I have just finished reading The Knife of Never Letting Go by Patrick Ness – part of the reason why I have been quiet on the blog for a while. That and I have been writing a guest post for Findingmycreature, which will hopefully be on her blog sometime in November.
The Knife of Never Letting Go is a stunning book, one that drags you along from the first sentence to the last. I have learned a great deal from reading it, as it consolidated some of the lessons I have been taught through reading blog posts such as Kristen Lamb’s on the role of conflict and Annie Cardi’s on the importance of voice in Young Adult literature.
The voice of Patrick Ness’s main character, Todd Hewitt, is so well realised I almost wept with envy. It has made me revisit my Young Adult book, Dragon Wraiths, and realise there is little distinction between my voice and my lead protagonist’s voice, despite Leah being 20 years younger than I am. I have a lot to learn about creating the voice of a teenager and I may have to wait a decade until my daughter is one before I can recreate the voice as authentically as Ness has.
The book also has conflict in bucket-loads. There is conflict in every scene right through to the very last line. The pace is relentless and the story so compelling it made me sit up until 2am to finish it, even though I knew there was a chance the kids would then kept me awake the rest of the night (they did).
However the book also left me bereft and unsettled because (for me) there was too much conflict. Even when there was the occasional scene without conflict, I knew it was just creating the calm before storm, setting up the irony for when it all went pear-shaped again.

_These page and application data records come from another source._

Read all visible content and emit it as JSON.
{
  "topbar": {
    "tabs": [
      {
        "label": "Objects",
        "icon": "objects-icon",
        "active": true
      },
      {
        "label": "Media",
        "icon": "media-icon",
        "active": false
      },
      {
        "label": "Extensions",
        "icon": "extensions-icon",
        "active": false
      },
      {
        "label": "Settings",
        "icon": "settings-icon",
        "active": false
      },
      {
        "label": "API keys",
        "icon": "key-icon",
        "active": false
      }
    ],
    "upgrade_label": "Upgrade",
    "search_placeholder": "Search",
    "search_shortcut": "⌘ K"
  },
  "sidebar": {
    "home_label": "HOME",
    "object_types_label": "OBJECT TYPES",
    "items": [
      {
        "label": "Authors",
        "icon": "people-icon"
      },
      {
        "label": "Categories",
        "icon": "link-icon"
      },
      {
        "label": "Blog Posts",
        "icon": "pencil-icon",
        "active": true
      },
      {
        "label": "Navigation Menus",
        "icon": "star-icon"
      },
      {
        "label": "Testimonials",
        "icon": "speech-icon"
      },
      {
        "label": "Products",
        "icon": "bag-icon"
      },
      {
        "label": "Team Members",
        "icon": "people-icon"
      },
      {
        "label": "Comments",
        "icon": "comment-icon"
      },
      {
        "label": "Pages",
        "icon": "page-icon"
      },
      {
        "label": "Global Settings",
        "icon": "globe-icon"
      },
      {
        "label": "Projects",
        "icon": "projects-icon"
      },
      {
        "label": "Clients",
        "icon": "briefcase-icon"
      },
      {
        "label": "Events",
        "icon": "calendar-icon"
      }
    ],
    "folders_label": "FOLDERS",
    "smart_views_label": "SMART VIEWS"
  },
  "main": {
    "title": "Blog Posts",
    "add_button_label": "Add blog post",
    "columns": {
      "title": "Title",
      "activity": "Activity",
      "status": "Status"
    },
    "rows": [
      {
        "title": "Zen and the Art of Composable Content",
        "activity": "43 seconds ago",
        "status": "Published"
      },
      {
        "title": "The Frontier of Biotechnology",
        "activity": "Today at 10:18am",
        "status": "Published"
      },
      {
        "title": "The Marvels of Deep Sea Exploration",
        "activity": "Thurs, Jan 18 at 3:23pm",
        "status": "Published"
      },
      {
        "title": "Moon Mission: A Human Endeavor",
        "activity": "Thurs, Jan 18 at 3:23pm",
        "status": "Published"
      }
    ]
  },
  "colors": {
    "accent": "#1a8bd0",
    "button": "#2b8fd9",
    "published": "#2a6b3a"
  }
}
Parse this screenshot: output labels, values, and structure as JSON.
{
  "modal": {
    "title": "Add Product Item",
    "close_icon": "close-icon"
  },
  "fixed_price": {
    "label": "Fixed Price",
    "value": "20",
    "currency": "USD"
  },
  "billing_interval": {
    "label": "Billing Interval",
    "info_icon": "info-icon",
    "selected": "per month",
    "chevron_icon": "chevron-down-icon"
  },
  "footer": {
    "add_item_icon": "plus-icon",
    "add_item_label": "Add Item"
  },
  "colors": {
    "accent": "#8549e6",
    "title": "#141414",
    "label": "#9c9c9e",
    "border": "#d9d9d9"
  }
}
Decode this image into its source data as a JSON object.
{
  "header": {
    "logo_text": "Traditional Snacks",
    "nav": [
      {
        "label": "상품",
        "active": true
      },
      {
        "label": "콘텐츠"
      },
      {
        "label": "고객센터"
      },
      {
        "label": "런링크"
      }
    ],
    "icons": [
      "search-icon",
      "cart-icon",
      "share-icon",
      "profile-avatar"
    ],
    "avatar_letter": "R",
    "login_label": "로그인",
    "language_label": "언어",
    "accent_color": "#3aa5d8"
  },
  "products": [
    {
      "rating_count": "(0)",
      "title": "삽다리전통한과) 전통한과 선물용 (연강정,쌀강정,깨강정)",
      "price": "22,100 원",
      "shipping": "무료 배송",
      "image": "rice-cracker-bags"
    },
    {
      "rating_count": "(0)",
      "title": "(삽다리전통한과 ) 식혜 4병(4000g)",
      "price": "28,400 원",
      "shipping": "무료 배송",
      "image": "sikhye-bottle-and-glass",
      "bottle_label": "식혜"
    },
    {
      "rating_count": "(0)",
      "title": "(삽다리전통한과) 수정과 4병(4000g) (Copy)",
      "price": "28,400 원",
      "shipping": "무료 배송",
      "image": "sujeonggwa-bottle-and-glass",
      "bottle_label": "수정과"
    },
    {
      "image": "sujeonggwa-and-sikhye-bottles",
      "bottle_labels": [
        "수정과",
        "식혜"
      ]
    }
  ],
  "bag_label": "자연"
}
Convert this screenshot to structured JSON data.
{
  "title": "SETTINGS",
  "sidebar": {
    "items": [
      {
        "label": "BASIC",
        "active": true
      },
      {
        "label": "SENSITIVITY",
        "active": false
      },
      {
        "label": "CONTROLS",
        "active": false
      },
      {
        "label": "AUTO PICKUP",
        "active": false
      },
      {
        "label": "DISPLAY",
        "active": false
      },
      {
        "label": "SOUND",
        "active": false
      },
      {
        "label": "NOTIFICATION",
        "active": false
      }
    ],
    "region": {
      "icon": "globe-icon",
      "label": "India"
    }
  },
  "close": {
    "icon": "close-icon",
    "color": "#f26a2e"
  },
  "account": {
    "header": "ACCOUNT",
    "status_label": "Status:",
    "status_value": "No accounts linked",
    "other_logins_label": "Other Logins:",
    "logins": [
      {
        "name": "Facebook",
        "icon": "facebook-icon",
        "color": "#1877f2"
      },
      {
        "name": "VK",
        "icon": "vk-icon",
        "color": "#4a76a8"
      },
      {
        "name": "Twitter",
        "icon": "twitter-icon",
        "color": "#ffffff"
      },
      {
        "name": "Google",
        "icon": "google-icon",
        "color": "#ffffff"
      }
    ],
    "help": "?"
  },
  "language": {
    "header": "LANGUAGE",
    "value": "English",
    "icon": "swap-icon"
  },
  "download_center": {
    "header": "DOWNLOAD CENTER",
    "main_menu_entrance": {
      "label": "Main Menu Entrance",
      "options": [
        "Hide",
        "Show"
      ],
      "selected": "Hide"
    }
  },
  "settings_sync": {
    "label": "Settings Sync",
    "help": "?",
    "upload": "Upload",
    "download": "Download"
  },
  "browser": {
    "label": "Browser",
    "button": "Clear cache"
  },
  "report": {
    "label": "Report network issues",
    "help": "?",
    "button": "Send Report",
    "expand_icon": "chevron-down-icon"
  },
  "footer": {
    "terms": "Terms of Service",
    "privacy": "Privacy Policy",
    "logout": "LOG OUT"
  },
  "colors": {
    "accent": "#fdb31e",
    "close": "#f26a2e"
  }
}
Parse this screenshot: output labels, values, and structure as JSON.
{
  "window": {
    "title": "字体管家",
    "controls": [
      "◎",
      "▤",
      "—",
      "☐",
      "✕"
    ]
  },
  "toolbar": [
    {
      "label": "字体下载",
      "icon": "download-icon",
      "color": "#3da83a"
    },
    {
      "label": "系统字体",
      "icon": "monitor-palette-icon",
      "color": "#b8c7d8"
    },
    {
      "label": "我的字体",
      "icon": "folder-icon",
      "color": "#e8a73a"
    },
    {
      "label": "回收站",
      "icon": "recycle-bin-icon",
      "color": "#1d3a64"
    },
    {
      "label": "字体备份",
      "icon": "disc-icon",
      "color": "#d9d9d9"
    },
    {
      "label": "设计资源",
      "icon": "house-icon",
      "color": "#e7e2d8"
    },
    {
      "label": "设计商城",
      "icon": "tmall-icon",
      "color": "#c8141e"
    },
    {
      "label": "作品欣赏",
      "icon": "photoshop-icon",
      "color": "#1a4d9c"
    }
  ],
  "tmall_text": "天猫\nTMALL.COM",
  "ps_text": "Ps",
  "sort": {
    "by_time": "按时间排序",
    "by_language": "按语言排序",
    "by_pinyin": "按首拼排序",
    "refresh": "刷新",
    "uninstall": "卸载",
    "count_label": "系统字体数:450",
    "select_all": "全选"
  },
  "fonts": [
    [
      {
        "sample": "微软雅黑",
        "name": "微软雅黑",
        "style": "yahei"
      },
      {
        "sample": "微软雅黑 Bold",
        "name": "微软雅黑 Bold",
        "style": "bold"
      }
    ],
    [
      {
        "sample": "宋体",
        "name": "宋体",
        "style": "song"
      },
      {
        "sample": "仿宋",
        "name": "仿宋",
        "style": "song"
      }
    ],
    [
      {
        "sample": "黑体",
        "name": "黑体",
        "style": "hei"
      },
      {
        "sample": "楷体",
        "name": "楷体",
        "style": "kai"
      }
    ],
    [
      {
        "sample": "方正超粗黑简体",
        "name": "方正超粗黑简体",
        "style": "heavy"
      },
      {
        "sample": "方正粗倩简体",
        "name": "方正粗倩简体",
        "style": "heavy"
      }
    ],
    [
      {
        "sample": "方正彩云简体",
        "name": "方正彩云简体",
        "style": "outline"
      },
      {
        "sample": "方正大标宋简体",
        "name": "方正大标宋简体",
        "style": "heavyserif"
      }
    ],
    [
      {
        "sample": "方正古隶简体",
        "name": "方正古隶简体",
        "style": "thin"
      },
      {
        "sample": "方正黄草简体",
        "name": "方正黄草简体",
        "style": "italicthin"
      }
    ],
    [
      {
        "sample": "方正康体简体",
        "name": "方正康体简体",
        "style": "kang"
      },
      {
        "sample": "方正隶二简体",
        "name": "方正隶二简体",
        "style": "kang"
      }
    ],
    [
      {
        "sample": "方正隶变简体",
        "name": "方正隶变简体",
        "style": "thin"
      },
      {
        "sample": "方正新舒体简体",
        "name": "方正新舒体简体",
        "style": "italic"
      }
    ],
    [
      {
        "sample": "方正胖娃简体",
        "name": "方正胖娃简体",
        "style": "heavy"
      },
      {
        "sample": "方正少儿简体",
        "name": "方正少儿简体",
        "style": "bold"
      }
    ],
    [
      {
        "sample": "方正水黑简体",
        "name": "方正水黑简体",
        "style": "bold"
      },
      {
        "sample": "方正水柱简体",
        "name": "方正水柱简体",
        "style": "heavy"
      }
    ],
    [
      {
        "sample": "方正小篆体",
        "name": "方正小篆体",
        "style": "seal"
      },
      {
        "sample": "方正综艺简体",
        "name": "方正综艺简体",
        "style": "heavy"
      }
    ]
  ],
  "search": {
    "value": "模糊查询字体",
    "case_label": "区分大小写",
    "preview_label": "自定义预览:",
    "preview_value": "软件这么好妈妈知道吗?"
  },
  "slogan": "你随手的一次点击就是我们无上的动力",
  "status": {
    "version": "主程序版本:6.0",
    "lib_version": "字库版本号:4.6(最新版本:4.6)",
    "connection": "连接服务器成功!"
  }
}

I’m a Libra, we like balance and harmony. My inner peace is wrenched apart by too much conflict. As a result, even though I accept the advice from people like Kristen Lamb about the importance of Goal – Conflict – Disaster, I find it very hard to write. My attempts either become terribly predictable: Oh look, my character is happy, let’s throw some crap at them and make them feel rotten, or I shy away from the places where I could ratchet up the tension and let my protagonist off far too easily.
Reading through Dragon Wraiths I found myself noting again and again – Make more of this, build up this scene, make it harder for Leah. When there’s a sentry in Leah’s way he doesn’t chase her for a league making her terrified and sweeping us up in her fear. Instead he’s distracted by his grumbling tummy and she sneaks past. Another security guard is conveniently on the floor above when she needs to avoid detection. She’s running from the authorities but not once is she approached by a policeman or gets accosted by some busybody in the street who has seen her face on TV. The entire book has less conflict than an episode of Noddy.
I guess the problem for me is that my life is full of enough (generally internal) conflict that I read to escape. At times in The Knife of Never Letting Go I found myself skipping ahead during the most tense and dramatic scenes, to find out the end result, because they were so drawn out I couldn’t sustain that level of suspense for so many pages. It was so expertly written, and I was so caught up in Todd’s exploits, particularly as a result of the very intimate first-person-present prose, that I had to metaphorically hide behind a cushion for some of the scenes. Only Doctor Who ever normally makes me do that (and the only characters in Doctor Who that have made me do that since I was eight are the Angels).
All that aside, Patrick Ness has written an amazing novel with a brilliant concept, 4D characters (my favourite being Manchee the talking dog) and enough things to get me thinking about my own characters’ voices and motivations to keep me re-writing Dragon Wraiths for a decade. It’s just a shame about the cliff-hanger ending. The characters were left in danger. I hate that. And I’m not ready to read the next one in the series yet. After a novel that edgy I need at least three Georgette Heyers to restore my equilibrium. Now, where did I put Friday’s Child?